reached, but it is its very lack that creates the potential for change. There will never be a
final stage in which the democratic project is complete; it is exactly this fallacy that is the
erroneous justification of humanitarian interventions. Rather there is only the precarious
incarnation of the infinite, the fragile truth that may be uncovered, but will never be
31 RAWA Statement on the US strikes on Afghanistan.
Badiou, Alain. trans. Peter Hallward. Ethics: An Essay on the Understanding of Evil.
London: Verso, 2001.
Barber, Benjamin B. Jihad vs. McWorld. New York: Ballantine Books, 1995.
Belquis, Ahmadi. “Reality Gap in Afghanistan: despite rosy reports, women’s rights
remain wishful thinking” in The Washington Post. Monday, July 8, 2002.
Braun, Bruce and Lisa Disch. “Radical Democracy’s ‘modern Constitution’” in
Environment and Planning D: Society and Space, vol. 20, 2002.
Brooks, Geraldine. Nine Parts of Desire: The Hidden World of Islamic Women. New
York: Anchor Books, 1995.
Fleming, Anne Taylor. The Faces of Women. MacNeil-Lehrer NewsHour, November 21,
Follain, John and Rita Cristofari. Zoya’s Story. New York: Harper Collins, 2002.
Irigary, Luce. trans. Alison Martin. je, tu, nous: Toward a Culture of Difference. New
York: Routledge, 1993.
Jacinto, Leela. “Veiled Options.” ABC News, March 7, 2002.

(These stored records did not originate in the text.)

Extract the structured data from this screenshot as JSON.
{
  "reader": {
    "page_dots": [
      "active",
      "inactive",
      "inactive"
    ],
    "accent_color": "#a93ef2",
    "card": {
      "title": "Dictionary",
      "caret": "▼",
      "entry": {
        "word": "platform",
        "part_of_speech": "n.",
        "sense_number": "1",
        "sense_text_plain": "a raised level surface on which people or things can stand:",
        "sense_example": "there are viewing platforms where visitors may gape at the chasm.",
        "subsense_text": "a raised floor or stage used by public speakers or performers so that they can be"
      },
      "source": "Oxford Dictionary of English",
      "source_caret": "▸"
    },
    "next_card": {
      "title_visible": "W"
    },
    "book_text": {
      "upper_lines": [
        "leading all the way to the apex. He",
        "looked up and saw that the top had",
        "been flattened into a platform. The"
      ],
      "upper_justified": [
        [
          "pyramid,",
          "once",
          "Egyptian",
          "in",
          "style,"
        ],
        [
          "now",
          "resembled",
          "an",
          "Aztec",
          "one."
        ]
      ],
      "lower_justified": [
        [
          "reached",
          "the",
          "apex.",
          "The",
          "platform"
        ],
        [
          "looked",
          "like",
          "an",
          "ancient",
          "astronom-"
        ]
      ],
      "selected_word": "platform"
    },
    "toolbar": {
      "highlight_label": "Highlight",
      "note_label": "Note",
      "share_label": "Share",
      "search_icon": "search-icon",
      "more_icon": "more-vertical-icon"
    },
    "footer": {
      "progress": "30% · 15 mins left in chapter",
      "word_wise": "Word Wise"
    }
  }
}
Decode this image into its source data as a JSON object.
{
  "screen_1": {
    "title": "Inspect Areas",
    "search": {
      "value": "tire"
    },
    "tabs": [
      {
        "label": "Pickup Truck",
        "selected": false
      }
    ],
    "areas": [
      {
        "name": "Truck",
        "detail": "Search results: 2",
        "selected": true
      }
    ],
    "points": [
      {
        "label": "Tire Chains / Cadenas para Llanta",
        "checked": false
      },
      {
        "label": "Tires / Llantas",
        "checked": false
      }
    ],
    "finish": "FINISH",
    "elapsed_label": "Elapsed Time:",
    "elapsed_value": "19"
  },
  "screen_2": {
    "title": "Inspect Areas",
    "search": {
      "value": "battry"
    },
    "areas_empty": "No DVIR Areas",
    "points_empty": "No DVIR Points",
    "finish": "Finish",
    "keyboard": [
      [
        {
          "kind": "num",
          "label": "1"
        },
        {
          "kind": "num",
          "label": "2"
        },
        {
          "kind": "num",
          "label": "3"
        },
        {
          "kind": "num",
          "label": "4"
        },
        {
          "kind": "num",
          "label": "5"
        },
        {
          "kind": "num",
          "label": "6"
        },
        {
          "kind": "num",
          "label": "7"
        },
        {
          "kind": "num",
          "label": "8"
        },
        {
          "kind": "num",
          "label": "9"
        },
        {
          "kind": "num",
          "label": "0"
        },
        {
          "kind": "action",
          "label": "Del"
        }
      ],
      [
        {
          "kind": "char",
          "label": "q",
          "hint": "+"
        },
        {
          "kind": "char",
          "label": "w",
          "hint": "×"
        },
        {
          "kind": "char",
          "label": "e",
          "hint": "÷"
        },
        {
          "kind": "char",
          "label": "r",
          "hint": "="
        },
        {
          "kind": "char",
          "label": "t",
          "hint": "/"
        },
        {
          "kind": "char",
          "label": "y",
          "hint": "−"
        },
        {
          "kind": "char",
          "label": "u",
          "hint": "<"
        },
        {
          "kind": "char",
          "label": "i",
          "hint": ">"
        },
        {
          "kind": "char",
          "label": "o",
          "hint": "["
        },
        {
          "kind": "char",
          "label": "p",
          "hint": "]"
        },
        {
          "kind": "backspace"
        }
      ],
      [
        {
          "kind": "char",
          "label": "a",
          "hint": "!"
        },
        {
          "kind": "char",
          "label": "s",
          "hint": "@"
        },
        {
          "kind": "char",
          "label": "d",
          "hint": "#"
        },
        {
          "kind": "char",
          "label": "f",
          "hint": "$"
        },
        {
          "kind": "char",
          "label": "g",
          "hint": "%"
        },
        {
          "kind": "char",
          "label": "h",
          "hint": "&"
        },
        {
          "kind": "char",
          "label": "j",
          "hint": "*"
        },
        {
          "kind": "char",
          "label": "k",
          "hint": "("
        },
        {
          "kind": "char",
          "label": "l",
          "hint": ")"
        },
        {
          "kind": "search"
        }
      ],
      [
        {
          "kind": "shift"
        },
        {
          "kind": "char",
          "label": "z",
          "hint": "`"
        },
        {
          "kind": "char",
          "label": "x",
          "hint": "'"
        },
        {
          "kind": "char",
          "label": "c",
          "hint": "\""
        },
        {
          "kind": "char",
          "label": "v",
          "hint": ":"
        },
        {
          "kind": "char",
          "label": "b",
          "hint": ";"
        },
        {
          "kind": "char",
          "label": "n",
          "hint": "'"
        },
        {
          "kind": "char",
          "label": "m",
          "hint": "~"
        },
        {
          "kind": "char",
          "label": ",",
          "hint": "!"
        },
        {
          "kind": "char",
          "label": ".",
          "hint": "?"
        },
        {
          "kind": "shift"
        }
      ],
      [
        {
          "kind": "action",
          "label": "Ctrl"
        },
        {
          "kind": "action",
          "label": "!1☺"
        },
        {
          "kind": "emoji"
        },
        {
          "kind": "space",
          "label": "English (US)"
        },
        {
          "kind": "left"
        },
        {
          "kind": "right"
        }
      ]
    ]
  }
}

Lacan, Jacques. trans. Bruce Fink. Seminar XX: On Feminine Sexuality, the Limits of
Love and Knowledge, 1972-1973. New York: W. W. Norton, 1998.
Seminar IV: Object Relations. 1957-1958.
Laclau, Ernesto. “Why Do Empty Signifiers Matter to Politics?” in Emancipation(s)
London: Verso, 1996.
Minh-ha, Trinh T. Woman, Native, Other: Writing Postcoloniality and Feminism.
Bloomington: Indiana University Press, 1989.
Parenti, Michael. The Terrorism Trap. San Francisco: City Lights Books, 2002.
Revolutionary Association of the Women of Afghanistan.
Statement on International Women’s Day. March 8, 2002. http://
Statement on the US strikes on Afghanistan.
Said, Edward. Covering Islam: How the Media and the Experts Determine How We See
the Rest of the World, rev. ed. New York: Vintage Press, 1997.
Zizek, Slavoj. The Fragile Absolute. London: Verso, 2000.
“The Politics of Truth, or, Alain Badiou as a Reader of St. Paul” in The Ticklish
Subject: The Absent Centre Of Political Ontology (Wo Es War) London: Verso,
Welcome to the Desert of the Real! Five Essays on September 11 and Related
Dates. London: Verso, 2002.
Cover Images
Window scene from The Burqa Project: on the borders of my dreams I encountered my
doubles’ ghost by Jean Ulrick Desert. Photo by the artist.
“Mothers of the Revolution” Marching in the 9th anniversary of the Saur Revolution on
April 1988 in Kabul © 1995, Richard Ellis.

No comments: